The day after the Worlds can often seem a little flat. So much piping and drumming takes place in the Worlds Week - now rebranded as Piping Live - that the cold turkey on Sunday can be hard to stomach.

Funnily enough, in my experience, the two day championships have largely put paid to that feeling. I'm not saying that I'm sick of it all - I just feel like I have had my fill. Walking through Glasgow this morning, the husks of bandsmen clambering onto buses would seem to agree.

It is maybe too early yet for a proper post mortem on the results. Facebook is awash with the usual fan boys shouting loudly that their favourites were harshly dealt with. The more considered analysis is someway off.
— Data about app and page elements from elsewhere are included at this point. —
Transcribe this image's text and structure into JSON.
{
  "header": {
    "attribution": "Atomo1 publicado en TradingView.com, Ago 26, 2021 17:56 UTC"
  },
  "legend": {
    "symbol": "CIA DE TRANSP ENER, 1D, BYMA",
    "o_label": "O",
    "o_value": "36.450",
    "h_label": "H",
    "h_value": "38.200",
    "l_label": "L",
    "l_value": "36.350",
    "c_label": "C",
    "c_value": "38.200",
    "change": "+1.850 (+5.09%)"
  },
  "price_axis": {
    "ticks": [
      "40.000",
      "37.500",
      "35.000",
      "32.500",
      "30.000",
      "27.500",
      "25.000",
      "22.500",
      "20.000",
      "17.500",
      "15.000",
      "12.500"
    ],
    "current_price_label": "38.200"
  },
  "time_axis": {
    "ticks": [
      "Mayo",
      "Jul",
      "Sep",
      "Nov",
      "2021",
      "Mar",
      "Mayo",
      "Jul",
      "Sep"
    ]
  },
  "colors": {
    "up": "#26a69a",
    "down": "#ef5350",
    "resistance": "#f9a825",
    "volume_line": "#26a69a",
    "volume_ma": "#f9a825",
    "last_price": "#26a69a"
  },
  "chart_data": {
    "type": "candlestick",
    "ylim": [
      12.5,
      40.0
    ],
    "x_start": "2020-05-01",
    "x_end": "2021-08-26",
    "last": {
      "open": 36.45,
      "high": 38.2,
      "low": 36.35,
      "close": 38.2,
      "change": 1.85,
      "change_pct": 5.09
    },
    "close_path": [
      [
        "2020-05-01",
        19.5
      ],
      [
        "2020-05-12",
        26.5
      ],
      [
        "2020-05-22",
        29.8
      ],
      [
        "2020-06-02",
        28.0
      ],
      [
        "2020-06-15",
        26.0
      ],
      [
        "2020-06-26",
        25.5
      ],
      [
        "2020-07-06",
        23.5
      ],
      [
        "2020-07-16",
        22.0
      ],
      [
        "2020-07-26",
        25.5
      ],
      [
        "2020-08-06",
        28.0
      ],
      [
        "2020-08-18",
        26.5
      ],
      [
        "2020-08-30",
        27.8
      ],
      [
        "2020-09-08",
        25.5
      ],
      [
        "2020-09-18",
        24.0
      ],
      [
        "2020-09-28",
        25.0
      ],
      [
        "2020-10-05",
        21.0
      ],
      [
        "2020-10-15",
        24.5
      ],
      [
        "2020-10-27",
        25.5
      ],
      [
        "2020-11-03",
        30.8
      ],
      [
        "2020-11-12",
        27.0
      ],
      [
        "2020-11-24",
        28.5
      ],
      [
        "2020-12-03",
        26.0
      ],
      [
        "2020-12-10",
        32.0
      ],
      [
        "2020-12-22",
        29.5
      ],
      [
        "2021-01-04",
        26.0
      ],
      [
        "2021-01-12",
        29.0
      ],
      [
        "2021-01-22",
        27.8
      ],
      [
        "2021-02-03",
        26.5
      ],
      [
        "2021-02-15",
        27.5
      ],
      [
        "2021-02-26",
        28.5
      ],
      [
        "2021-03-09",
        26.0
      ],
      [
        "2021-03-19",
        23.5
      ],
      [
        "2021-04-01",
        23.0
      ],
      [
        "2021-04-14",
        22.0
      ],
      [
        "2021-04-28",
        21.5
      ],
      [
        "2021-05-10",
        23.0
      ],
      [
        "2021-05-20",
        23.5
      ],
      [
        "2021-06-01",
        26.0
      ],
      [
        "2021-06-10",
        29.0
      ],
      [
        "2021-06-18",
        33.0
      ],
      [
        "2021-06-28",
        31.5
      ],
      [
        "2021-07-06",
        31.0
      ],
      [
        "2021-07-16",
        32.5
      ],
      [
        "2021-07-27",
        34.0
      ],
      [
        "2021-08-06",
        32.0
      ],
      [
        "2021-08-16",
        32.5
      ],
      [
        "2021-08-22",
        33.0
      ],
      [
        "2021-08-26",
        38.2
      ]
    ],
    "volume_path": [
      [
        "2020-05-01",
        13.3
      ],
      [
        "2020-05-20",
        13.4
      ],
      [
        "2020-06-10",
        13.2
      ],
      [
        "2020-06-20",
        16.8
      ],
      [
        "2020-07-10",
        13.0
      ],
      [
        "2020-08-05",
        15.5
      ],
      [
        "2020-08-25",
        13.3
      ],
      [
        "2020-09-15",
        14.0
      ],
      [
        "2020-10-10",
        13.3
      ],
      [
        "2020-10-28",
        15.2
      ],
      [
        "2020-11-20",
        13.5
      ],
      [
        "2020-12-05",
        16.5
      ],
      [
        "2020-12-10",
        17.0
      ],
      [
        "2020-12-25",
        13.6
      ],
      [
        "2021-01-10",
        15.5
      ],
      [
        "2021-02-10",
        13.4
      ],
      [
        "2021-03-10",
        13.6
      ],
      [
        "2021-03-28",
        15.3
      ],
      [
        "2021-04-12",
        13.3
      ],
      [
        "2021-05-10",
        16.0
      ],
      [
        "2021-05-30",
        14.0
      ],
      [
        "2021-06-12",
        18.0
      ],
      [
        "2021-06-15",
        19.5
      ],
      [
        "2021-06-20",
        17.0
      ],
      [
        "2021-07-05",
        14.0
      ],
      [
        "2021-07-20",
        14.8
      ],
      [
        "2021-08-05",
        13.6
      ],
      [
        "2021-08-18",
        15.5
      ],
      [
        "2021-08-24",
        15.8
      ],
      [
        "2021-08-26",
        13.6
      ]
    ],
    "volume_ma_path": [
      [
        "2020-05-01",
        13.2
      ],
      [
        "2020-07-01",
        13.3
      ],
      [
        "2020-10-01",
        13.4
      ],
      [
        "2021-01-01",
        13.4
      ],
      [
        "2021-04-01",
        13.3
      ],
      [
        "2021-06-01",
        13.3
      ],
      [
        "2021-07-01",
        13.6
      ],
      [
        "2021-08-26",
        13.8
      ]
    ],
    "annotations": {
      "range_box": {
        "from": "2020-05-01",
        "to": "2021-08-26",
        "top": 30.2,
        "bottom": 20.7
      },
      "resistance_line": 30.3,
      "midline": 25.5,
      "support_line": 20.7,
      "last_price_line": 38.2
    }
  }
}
I did see one post mentioning the family tie in the medley judging. A Field Marshal loyalist quickly replied that they could have been 5th in the drums and still won. Whether that maths is technically correct or not, it fails to appreciate that the issue is less the placing than the gap between any given band and its closest competitors.

Anyone listening to FM this past year would find it hard to place the drummers in second place in any contest. Look lower in the results - at the bands with pipe corps capable of approaching the Parkes gold standard - and where do we find their drummers in the medley? Well out of it. Inveraray 6th? Power 5th? Boghall's pipers have slipped a fraction, so it was safe enough to have them 1st. Shotts are not yet the complete package, so 4th was okay. SLOT in third was probably the biggest risk to FM overall, but that powerful corps would look ridiculous much lower.

Granted, FM played their more comfortable medley in the final, but the high drumming place will raise a few eyebrows. Either that, it the low position of 7 for the drummers in the MSR will do likewise. Indeed, looking across the FM drumming performances for qualifying and final it reads 3,2,7,2. The seven is the outlier.

The reason that the medley will draw attention is the family connection. When considering bias, it is well known that the appearance of bias can be corrosive, even if no actual bias exists. Most bandsmen will know that certain judges are felt to favour certain outfits. It is probably inevitable that they will do - prejudices about playing style or tune selection will always out. When a judge at the top level level happens to be the brother of one of the key competitors the eyebrows will start well raised - before a note is played. Whether it had any impact on the results, it shouldn't be allowed to happen again.

Away from the playing, my personal jury remains out on the two day experiment. I wouldn't applaud the Association for partially fixing a problem which they created themselves last year. Akin to the man seeking praise for stopping beating his wife - they shouldn't have done it in the first place. "Better than last year" - that's my damning with faint praise. The solution? Deal with the Grade 2 bands wrongly placed in Grade 1. Split Grade 2. Shorten the finale. Speed up the results. Simple.

Still, the whole event will provide conversation in band halls for the next week - and we will return next year to do it all again...